Cézanne seemed to be less technically accomplished than other impressionists at that time, and received some of the harshest critical commentary. He drifted away from many of his Parisian contacts, and spent much of his time in Aix-en-Provence during the late 1870s and 80s. He became withdrawn, embitter, and paranoid over criticism because of what he took to be references to his own failures in one of Zola's novels. He broke off from Zola and Pissaro, and soon inherited his father's wealth, which made him still more socially isolated. This isolation seemed to greatly increase his development, and he designed his own techniques for painting outdoor light. He himself spoke of «modulating» with color rather than «modeling» with dark and light.
He sometimes thought of himself as a failure. He left most of his works unfinished or destroyed them. He complained of his inability of rendering the human figure. This was displayed especially in the Large Bathers.
No matter how dissatisfied he may have been with himself, there was no lack of support from the next generation of painters. During the majority of his life, he was mostly unknown. This ended when in 1904 he was featured in a major exhibition, and by the time of his death in Aix-en-Provence on October 22, 1906, he had gained the status of a legendary figure. Many aspiring artists traveled to Cézanne's home to observe him at work and to receive and advice he may have had to offer.
Both his style and theory remained mysterious and cryptic. To some he seemed naïve and primitive, but to others her was a sophisticated master of impressionism. Among the artists of his time, Cézanne had perhaps the most profound effect on the art of the 20th century.

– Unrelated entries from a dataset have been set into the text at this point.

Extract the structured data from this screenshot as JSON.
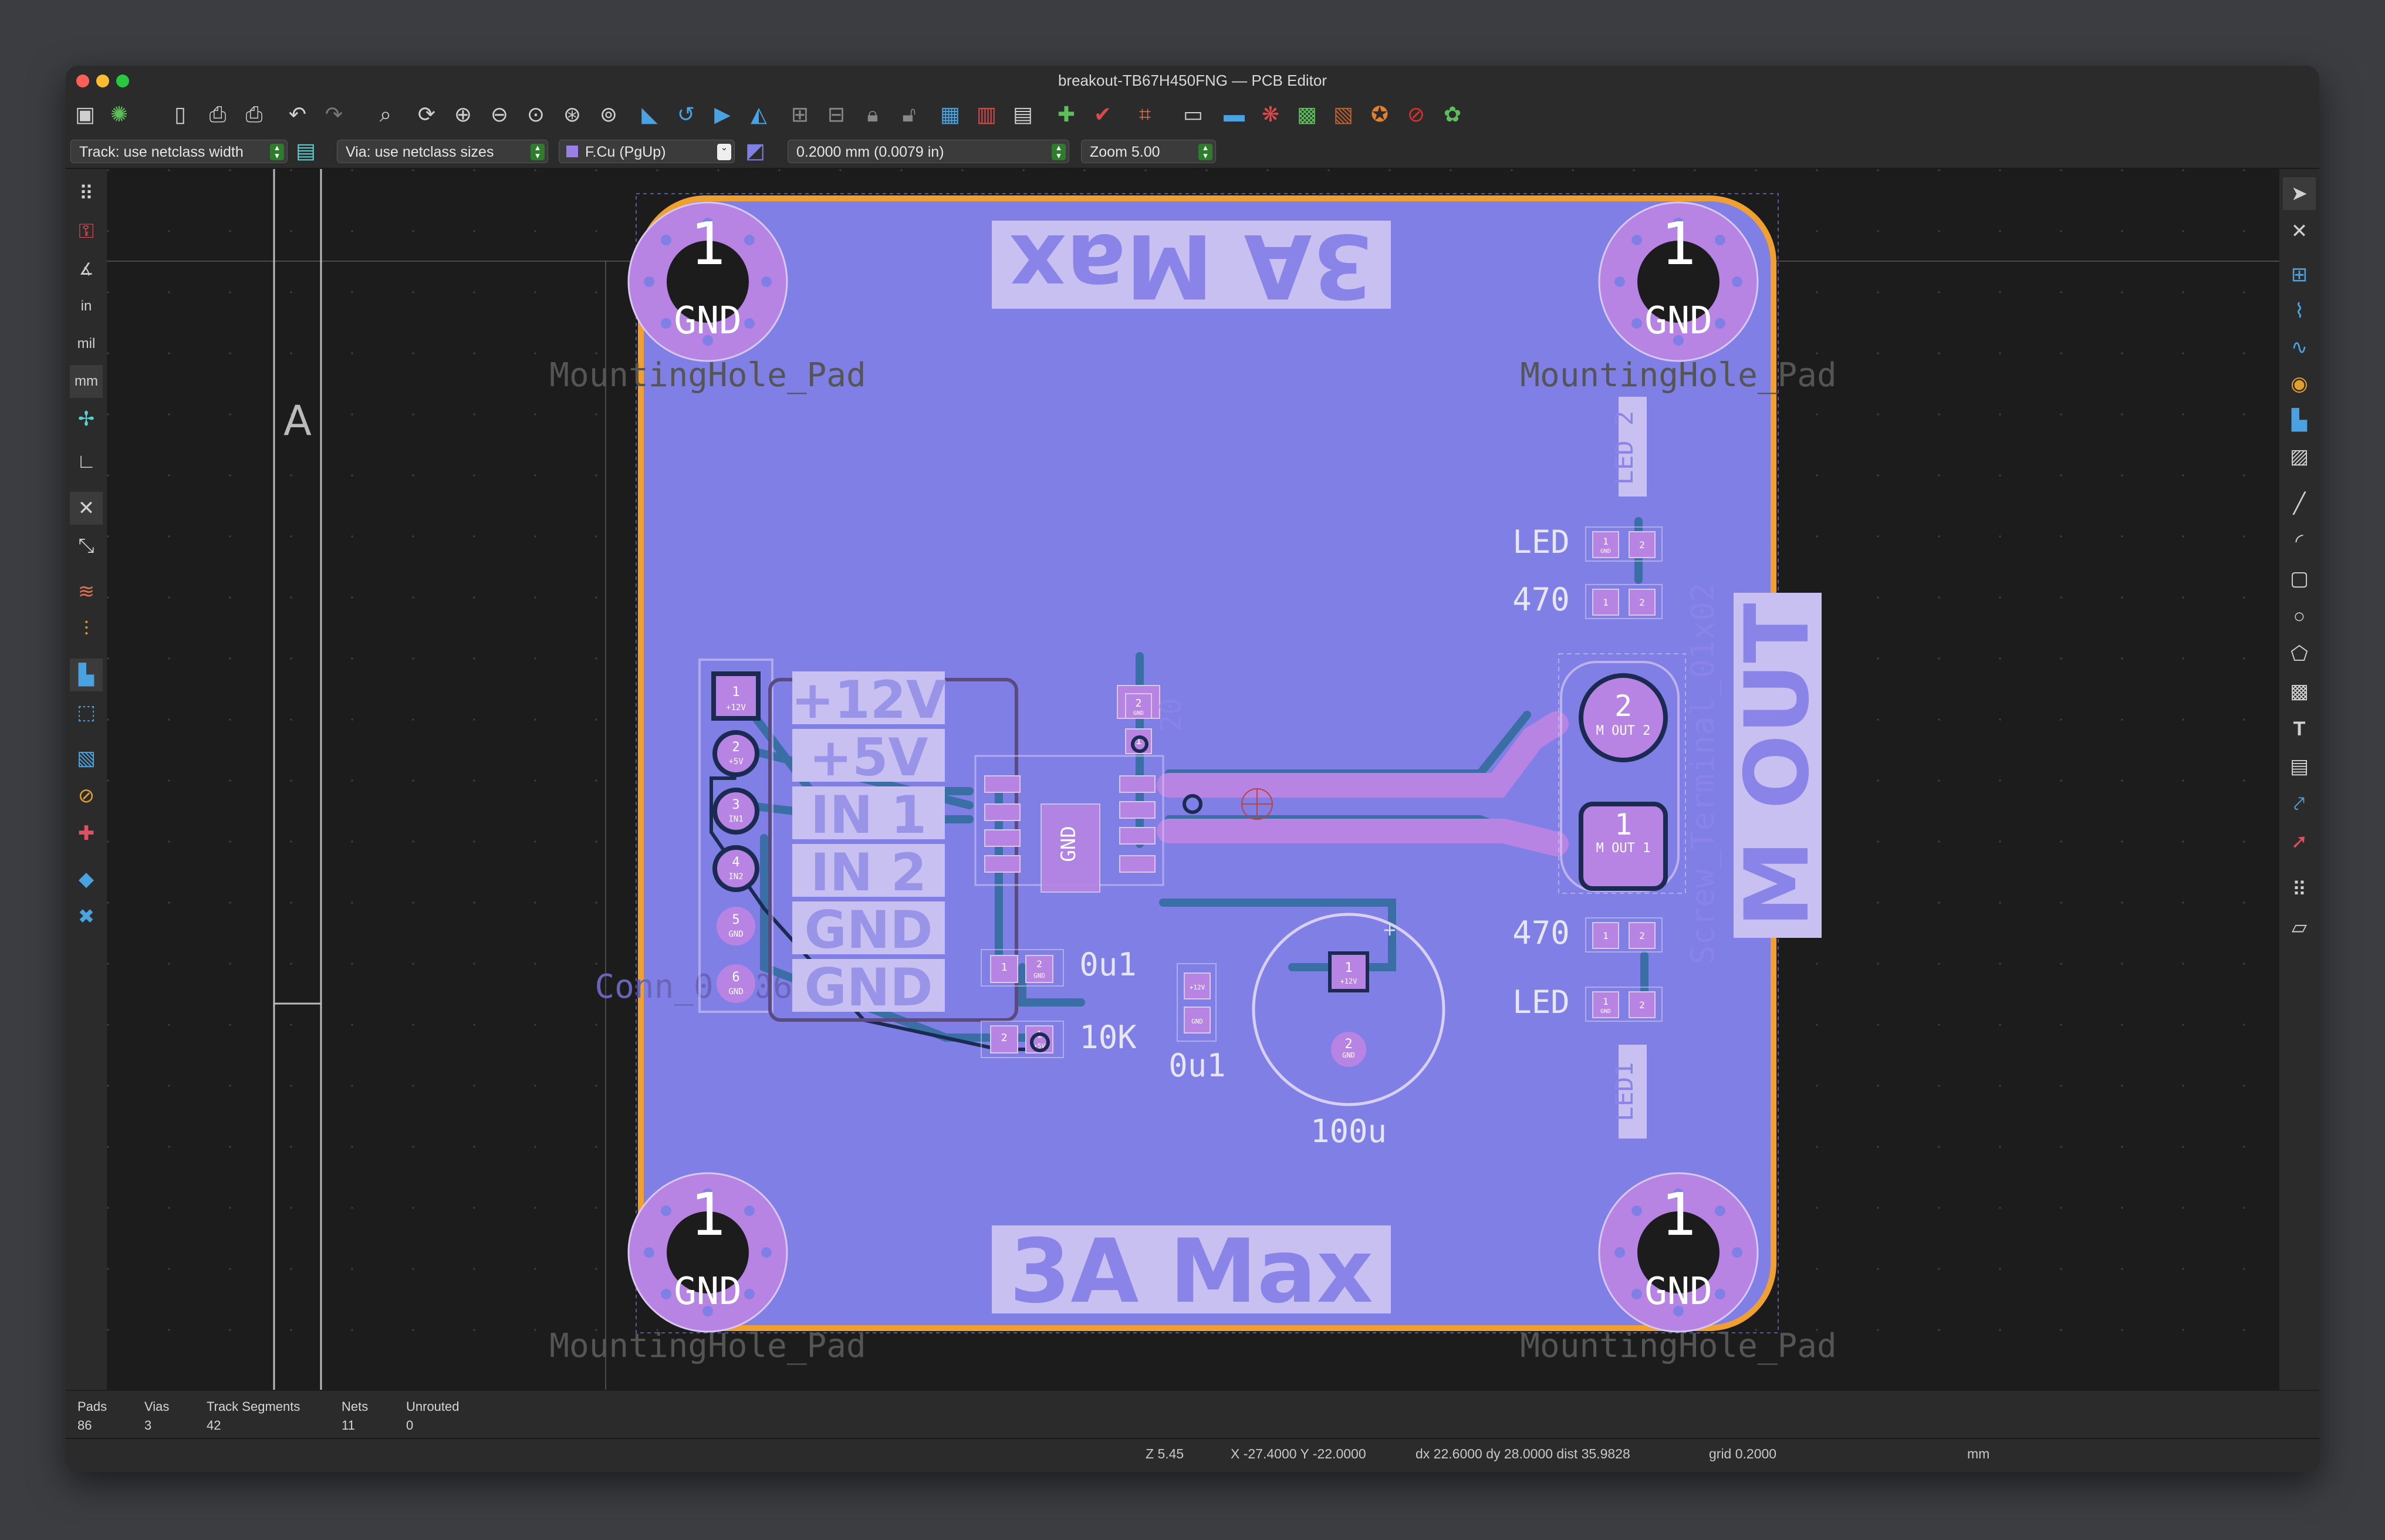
{
  "window": {
    "title": "breakout-TB67H450FNG — PCB Editor"
  },
  "icons": {
    "top": [
      "save-icon",
      "footprint-editor-icon",
      "page-settings-icon",
      "print-icon",
      "plot-icon",
      "undo-icon",
      "redo-icon",
      "find-icon",
      "refresh-icon",
      "zoom-in-icon",
      "zoom-out-icon",
      "zoom-fit-icon",
      "zoom-objects-icon",
      "zoom-selection-icon",
      "flip-board-icon",
      "rotate-ccw-icon",
      "rotate-cw-icon",
      "mirror-icon",
      "group-icon",
      "ungroup-icon",
      "lock-icon",
      "unlock-icon",
      "netlist-icon",
      "footprint-browser-icon",
      "update-pcb-icon",
      "drc-icon",
      "schematic-icon",
      "scripting-console-icon",
      "show-ratsnest-icon",
      "fabrication-outputs-icon",
      "3d-viewer-icon",
      "router-icon",
      "gerber-icon",
      "cancel-icon",
      "python-plugin-icon"
    ],
    "left": [
      "grid-icon",
      "ratsnest-lock-icon",
      "polar-coords-icon",
      "inch-units-icon",
      "mil-units-icon",
      "mm-units-icon",
      "cursor-crosshair-icon",
      "local-origin-icon",
      "ratsnest-icon",
      "curved-ratsnest-icon",
      "high-contrast-icon",
      "track-outline-icon",
      "pad-outline-icon",
      "via-outline-icon",
      "zone-fill-icon",
      "net-inspector-icon",
      "layers-manager-icon",
      "properties-icon"
    ],
    "right": [
      "select-icon",
      "local-ratsnest-icon",
      "place-footprint-icon",
      "route-track-icon",
      "tune-length-icon",
      "add-via-icon",
      "add-zone-icon",
      "rule-area-icon",
      "draw-line-icon",
      "draw-arc-icon",
      "draw-rect-icon",
      "draw-circle-icon",
      "draw-polygon-icon",
      "add-image-icon",
      "add-text-icon",
      "add-textbox-icon",
      "dimension-icon",
      "delete-icon",
      "set-origin-icon",
      "measure-icon"
    ]
  },
  "toolbar2": {
    "track": "Track: use netclass width",
    "via": "Via: use netclass sizes",
    "layer": "F.Cu (PgUp)",
    "grid": "0.2000 mm (0.0079 in)",
    "zoom": "Zoom 5.00"
  },
  "board": {
    "ruler_letter": "A",
    "mounting_hole": {
      "pad": "1",
      "net": "GND",
      "label": "MountingHole_Pad"
    },
    "silk_top": "3A Max",
    "silk_bottom": "3A Max",
    "connector": {
      "labels": [
        "+12V",
        "+5V",
        "IN 1",
        "IN 2",
        "GND",
        "GND"
      ],
      "pins": [
        "1",
        "2",
        "3",
        "4",
        "5",
        "6"
      ],
      "pin_nets": [
        "+12V",
        "+5V",
        "IN1",
        "IN2",
        "GND",
        "GND"
      ],
      "ref": "Conn_01x06"
    },
    "ic": {
      "label": "GND"
    },
    "cap_top": {
      "pads": [
        "2",
        "1"
      ],
      "nets": [
        "GND",
        ""
      ],
      "value": "20"
    },
    "caps": {
      "c1": "0u1",
      "c2": "0u1",
      "r1": "10K",
      "c_big": "100u",
      "c_big_pads": [
        "1",
        "2"
      ],
      "c_big_nets": [
        "+12V",
        "GND"
      ],
      "c1_nets": [
        "1",
        "2",
        "GND"
      ],
      "r1_nets": [
        "2",
        "1",
        "+5V"
      ],
      "c2_nets": [
        "+12V",
        "GND"
      ]
    },
    "leds": {
      "led2_ref": "LED 2",
      "led1_ref": "LED1",
      "led": "LED",
      "r": "470",
      "pad1": "1",
      "pad2": "2",
      "gnd": "GND"
    },
    "terminal": {
      "pads": [
        "2",
        "1"
      ],
      "nets": [
        "M OUT 2",
        "M OUT 1"
      ],
      "ref": "Screw_Terminal_01x02",
      "silk": "M OUT"
    }
  },
  "status": {
    "headers": [
      "Pads",
      "Vias",
      "Track Segments",
      "Nets",
      "Unrouted"
    ],
    "values": [
      "86",
      "3",
      "42",
      "11",
      "0"
    ],
    "zoom": "Z 5.45",
    "xy": "X -27.4000  Y -22.0000",
    "delta": "dx 22.6000  dy 28.0000  dist 35.9828",
    "grid": "grid 0.2000",
    "units": "mm"
  },
  "colors": {
    "board": "#7f7fe6",
    "copper": "#b784e3",
    "edge": "#f0a030",
    "track": "#3a6fa5",
    "silk": "#e6e6f6"
  }
}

He was the greatest single influence on Henri Matisse and Pablo Picasso. He was particularly well known for his use of color and his structure in the cubist style.